On a lighter side, he is also an expert in writing about various topics that he hardly knows anything about. He has also won countless Nobel Prizes, Pulitzer Prizes, Booker Prizes, Oscar Awards, Grammy Awards, etc., of many habitable planets in the Andromeda galaxy.
Visit his web cave www.thejendra.com anytime.
on Sep. 25, 2012 :
This certainly is a wacky book and it has in it issues with which I resonate and others with which I do not. The idea of a conversation with God has been done before, but this God is anthropomorphized to a much greater degree, using modern language and colloquialisms that make him, to me, completely unbelievable. I should say I have never read Neale Donald Walsch. In fact, I found God as depicted here really irritating. Others might read this, however, and find it helps them to think more clearly about their behaviour and the codes by which they live their lives, if they have any codes that is.
At times the author is obviously consciously speaking ‘tongue-in-cheek’; at other times I feel he doesn’t realize he’s doing it and those times are more illuminating. The author is pointing up some of the ludicrous and harmful things we do – without thought or care – and there are many of us who engage in this behaviour for so much of the time. So in this respect the book is useful if it makes us think about these things..
The idea that God pulls the strings to make everything happen is a cop-out and, of course, one that so many people buy into to release them from responsibility for anything they do that is harmful, insulting or negative in any way.
But the final points in the book are the only real nuggets I took from it – about the way we treat the planet. These, and many other things, are what we should really be thinking about and, more importantly, acting on. If you take nothing else from this book, this will make it worth reading.
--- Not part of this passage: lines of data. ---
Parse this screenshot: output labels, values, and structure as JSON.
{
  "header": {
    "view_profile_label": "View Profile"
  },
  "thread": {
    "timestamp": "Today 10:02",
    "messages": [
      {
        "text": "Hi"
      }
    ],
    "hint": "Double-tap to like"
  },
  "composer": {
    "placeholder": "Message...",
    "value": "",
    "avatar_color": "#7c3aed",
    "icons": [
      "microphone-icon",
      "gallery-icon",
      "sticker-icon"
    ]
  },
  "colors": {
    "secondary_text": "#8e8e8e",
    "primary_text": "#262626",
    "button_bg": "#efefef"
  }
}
It’s a question really of whether you can wade through the rest of it, with that irritating God, in order to reach that point!
This is not a book for those who are already on their spiritual path; it is too elementary and simplistic but it could help those who haven’t yet set out because it is written at a level that they might take a lot from without even realizing it.
(reviewed within a month of purchase)